In addition to a “routine” law practice in remote areas of the world, representing primarily scientists from many disciplines, my tasks as legal counsel for 25 years at the Smithsonian Institution involved working extensively with astronauts and cosmonauts, as well as those individuals formulating official space policies. The Institution also afforded me the opportunities to assist in securing the funding and providing legal oversight of construction of the National Air and Space Museum and its adjunct facility at Dulles International Airport (Udvar-Hazy facility), and in working closely with aviation and space curators to ensure satisfaction of international and domestic laws in the collection of air and space artifacts for the museum collections. The Smithsonian also allowed me the opportunity to conceptualize and implement several major first-of-a-kind international space law conferences, such as “The First International Conference on Doing Business in Space: Legal Issues and Practical Problems”, and “First Principles for the Governance of Outer Space Societies”, both of which allowed me to call on the participation of IASL students and faculty. My education at the IASL, along with the publication of over a hundred books and articles dealing with various aspects of air law and space law, were instrumental in my graduate school teaching career, speaking engagements, and as a lecturer in space law at numerous universities domestically and internationally. They also contributed to my formulation and/or participation on a number of Governmental Advisory Committees, including those of NASA, the Department of the Interior, and the National Academy of Sciences – National Research Council.
Finally, in 1990, at the request of Professor Stephen Gorove* of the University of Mississippi School of Law, I conceived the pilot project of a Space Law Moot Court competition in which seven law schools in the Washington, D.C., area were invited to participate and argue a case before three Judges of the World Court as part of a program to entertain colleagues of the International Institute of Space Law during the 1991 IAF Congress.

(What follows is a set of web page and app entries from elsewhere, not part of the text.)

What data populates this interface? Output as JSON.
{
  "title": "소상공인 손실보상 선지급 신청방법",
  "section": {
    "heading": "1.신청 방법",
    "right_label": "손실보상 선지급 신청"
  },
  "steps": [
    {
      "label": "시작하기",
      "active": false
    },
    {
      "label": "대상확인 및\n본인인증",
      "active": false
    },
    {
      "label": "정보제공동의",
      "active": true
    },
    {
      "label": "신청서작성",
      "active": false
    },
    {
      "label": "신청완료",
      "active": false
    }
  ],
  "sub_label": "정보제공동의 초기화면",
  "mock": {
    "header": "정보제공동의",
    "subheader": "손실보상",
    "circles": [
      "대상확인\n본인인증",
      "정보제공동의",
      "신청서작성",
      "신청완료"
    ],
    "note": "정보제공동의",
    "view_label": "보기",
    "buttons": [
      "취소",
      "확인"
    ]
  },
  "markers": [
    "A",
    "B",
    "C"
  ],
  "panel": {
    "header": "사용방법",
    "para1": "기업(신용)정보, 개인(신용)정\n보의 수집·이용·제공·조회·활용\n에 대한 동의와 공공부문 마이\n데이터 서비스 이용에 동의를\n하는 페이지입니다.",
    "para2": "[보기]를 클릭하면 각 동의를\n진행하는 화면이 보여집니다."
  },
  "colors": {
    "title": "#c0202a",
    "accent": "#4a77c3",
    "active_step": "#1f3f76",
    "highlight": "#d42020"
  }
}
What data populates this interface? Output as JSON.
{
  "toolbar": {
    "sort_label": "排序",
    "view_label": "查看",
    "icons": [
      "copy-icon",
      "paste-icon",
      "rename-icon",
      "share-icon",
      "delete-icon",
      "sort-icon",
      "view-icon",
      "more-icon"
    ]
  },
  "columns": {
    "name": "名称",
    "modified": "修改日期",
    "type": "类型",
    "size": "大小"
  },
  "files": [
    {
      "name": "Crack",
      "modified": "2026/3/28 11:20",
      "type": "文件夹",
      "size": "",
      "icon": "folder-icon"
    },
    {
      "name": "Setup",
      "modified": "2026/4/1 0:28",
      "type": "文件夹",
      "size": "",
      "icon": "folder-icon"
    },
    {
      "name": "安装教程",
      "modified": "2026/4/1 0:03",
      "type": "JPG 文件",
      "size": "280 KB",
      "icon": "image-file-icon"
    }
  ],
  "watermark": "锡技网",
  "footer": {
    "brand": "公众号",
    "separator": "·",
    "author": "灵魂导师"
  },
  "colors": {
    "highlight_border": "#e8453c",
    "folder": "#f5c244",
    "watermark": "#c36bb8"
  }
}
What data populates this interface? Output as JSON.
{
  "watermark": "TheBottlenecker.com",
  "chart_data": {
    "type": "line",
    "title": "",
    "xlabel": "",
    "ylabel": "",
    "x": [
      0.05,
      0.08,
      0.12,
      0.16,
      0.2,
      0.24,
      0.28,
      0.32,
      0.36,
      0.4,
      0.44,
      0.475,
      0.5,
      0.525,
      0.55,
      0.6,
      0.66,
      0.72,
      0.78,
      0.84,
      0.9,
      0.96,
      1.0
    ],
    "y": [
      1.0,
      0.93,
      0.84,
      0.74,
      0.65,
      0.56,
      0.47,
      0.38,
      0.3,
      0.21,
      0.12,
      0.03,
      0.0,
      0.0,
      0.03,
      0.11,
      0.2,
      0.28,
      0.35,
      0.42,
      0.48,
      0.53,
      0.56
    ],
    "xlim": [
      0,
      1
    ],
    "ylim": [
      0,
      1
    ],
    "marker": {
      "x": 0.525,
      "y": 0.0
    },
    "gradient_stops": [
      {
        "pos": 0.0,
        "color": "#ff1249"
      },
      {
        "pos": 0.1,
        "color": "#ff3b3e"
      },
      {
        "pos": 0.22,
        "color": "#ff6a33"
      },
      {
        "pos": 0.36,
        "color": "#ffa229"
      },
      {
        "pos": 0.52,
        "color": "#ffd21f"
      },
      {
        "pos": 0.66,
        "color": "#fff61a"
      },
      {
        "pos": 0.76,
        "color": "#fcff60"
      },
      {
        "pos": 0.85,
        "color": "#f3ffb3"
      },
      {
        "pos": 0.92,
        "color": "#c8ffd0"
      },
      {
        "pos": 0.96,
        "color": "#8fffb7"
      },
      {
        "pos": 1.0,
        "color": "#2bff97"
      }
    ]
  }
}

This project ultimately metamorphosed into the IISL’s International Space Law Moot Court competition, largely through the ingenuity and hard work of another McGill IASL graduate, Dr. Milton “Skip” Smith, LL.M.’85, D.C.L.’89.
* Editor's note: Prof. Gorove had worked as consultant to the Institute of Air and Space Law. He passed away in May 2001, aged 83.